**Task description:** Go through the entries and count the lines with the string "from" in them. Give only that number.

[Material for this exercise]

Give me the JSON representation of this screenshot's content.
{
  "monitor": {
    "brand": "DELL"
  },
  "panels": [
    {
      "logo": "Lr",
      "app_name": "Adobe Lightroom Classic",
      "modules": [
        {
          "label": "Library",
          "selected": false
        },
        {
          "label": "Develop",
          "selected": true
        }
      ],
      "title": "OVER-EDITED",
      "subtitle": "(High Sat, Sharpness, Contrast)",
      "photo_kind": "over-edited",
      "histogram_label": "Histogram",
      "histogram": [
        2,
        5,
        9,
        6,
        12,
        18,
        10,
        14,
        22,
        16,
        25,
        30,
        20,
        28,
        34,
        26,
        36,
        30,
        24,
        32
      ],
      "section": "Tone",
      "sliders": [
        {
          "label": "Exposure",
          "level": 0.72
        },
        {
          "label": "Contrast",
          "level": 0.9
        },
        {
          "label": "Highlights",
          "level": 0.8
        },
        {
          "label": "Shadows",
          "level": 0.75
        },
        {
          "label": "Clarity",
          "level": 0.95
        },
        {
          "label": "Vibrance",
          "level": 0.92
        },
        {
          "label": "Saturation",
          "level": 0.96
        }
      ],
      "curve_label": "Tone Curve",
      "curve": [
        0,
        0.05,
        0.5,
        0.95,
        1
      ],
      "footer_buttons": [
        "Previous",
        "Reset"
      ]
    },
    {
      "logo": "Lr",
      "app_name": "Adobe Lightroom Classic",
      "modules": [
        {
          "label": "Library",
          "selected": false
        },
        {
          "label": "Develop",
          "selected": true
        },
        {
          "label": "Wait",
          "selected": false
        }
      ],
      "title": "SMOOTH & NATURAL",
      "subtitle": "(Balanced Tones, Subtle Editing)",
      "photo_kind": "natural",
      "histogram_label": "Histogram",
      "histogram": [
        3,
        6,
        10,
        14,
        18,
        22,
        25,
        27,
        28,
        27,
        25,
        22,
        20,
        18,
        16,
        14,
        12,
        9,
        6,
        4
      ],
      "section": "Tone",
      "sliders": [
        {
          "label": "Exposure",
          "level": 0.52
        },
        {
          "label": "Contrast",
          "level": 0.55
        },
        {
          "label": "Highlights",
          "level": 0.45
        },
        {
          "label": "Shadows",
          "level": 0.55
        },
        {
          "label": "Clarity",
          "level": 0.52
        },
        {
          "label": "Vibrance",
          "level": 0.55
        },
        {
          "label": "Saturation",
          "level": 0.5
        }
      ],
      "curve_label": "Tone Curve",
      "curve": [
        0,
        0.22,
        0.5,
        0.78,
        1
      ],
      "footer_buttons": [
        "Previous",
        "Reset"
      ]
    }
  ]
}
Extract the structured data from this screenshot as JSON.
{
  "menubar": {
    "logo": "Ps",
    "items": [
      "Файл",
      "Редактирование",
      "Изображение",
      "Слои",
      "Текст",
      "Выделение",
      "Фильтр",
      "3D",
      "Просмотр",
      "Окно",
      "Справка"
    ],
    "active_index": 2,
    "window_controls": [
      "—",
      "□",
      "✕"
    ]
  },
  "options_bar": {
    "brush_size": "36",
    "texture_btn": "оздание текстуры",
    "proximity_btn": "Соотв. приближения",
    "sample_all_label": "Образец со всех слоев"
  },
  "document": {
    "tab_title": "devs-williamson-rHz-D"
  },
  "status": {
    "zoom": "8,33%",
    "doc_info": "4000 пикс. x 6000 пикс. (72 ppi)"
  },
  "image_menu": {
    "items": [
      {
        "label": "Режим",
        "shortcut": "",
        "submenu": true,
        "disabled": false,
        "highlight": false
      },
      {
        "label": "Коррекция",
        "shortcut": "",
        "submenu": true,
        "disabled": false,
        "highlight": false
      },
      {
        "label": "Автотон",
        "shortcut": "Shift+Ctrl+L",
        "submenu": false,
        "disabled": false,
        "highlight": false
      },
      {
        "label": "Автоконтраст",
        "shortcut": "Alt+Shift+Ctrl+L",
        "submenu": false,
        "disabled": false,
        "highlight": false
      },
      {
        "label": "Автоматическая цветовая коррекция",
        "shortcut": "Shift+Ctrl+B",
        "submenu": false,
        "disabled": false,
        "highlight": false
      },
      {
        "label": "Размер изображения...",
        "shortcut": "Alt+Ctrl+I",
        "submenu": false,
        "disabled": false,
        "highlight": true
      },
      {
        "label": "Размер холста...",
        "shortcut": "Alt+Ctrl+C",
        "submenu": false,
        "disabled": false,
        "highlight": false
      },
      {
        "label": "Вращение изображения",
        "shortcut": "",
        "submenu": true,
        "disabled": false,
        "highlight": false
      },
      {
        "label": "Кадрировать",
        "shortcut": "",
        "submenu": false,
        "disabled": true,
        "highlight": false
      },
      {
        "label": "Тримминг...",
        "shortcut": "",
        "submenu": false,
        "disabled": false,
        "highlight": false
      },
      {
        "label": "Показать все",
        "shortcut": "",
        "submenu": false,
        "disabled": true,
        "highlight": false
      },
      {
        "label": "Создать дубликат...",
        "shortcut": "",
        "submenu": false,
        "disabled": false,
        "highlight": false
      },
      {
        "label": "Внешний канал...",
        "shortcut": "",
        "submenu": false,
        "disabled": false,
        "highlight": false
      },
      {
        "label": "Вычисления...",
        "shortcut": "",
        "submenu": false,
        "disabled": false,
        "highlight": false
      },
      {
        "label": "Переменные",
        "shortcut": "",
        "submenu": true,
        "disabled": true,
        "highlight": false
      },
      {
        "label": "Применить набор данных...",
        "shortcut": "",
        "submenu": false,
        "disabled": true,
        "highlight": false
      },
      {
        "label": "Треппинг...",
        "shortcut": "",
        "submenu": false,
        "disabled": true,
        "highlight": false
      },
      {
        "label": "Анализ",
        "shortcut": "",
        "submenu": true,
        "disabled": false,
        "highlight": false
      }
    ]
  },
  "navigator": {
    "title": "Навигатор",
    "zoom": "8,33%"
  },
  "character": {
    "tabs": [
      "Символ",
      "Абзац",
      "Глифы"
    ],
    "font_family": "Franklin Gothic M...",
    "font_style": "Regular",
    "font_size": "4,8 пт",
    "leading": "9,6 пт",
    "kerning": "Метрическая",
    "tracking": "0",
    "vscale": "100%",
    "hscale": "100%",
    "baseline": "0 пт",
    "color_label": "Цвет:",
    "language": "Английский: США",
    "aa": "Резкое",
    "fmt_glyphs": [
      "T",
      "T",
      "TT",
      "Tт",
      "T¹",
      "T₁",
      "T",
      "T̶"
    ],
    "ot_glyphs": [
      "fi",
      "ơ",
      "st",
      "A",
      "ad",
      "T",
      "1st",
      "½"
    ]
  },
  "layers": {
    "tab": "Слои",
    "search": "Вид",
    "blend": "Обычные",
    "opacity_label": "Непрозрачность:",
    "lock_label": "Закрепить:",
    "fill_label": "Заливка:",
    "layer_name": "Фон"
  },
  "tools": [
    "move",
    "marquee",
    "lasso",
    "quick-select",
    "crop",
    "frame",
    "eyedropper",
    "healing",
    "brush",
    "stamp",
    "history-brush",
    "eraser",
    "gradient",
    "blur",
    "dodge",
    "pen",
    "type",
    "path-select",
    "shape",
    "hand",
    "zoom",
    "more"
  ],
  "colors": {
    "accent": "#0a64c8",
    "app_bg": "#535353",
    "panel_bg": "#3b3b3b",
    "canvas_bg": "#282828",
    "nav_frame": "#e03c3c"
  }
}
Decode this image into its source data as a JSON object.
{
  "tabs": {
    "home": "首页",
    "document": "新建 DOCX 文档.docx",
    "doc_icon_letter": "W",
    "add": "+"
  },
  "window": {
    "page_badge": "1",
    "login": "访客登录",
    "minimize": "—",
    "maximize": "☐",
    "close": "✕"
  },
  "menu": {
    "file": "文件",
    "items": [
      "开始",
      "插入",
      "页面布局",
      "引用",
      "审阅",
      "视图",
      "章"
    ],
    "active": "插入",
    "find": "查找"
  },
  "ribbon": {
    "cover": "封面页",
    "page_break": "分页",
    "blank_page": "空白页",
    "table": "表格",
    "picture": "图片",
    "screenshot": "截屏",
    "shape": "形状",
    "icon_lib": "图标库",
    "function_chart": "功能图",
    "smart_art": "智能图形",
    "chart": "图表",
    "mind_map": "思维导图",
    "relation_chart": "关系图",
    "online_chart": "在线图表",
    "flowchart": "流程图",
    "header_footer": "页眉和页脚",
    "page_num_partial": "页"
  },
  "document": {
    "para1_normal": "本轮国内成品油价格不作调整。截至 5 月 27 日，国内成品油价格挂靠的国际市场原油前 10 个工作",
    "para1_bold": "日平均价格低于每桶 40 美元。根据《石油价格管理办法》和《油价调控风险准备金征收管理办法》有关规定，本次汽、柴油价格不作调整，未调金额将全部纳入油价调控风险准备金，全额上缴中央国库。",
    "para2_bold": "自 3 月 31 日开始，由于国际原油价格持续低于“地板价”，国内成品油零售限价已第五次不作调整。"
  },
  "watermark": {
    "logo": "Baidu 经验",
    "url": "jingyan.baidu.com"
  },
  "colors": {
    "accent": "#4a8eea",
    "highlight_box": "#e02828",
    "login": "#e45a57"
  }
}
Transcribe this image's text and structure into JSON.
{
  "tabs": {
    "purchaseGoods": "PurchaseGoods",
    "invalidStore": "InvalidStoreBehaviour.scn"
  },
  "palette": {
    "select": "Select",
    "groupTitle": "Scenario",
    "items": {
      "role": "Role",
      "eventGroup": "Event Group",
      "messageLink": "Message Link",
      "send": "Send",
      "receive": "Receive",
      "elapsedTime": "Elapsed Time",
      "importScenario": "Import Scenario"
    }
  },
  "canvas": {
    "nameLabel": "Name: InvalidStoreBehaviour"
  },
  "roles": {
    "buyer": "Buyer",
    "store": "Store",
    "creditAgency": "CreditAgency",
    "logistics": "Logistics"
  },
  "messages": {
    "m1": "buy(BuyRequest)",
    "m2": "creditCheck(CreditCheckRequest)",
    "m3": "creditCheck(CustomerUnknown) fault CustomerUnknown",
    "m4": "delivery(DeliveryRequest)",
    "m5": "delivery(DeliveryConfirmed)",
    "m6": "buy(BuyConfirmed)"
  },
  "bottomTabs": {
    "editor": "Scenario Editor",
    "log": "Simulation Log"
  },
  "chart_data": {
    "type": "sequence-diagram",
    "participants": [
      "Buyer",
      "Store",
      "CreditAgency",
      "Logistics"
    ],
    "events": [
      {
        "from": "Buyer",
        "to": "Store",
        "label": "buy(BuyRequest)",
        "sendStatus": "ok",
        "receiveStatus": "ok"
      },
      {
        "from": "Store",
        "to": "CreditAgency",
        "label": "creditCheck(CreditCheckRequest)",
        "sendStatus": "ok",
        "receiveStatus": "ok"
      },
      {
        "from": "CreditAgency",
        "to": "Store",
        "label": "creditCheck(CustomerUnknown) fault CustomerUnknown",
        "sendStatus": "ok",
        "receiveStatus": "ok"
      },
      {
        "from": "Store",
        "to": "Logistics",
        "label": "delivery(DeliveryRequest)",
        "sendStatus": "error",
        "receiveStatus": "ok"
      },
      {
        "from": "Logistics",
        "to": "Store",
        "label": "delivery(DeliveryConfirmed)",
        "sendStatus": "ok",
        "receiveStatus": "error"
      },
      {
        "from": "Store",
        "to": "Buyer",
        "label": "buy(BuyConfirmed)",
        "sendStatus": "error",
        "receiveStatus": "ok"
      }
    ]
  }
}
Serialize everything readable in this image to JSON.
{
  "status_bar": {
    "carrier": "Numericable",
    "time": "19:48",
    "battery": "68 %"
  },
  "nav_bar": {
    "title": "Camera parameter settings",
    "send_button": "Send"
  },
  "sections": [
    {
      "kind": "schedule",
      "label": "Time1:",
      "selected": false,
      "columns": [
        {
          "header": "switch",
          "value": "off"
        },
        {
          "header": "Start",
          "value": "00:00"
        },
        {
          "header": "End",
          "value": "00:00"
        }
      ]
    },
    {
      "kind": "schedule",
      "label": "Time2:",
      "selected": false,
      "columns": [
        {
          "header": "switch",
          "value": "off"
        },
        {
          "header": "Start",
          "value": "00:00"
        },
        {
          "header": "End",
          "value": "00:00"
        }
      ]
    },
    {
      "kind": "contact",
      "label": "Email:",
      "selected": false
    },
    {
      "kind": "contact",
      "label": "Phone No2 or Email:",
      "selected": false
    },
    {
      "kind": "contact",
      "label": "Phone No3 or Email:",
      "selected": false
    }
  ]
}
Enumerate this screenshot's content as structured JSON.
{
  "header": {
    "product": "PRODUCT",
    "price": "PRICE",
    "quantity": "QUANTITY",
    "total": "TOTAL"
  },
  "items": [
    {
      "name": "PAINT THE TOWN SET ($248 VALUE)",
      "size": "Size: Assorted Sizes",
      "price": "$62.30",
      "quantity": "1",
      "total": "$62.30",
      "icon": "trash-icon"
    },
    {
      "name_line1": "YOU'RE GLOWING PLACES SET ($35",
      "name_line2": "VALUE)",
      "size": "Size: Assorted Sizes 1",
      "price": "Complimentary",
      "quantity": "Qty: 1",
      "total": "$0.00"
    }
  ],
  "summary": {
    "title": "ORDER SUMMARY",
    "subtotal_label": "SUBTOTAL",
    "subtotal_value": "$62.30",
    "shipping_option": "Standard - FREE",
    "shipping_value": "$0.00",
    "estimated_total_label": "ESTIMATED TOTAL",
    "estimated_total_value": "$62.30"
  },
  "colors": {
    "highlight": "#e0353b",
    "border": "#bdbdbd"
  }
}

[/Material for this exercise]

**Solution to the exercise:** 7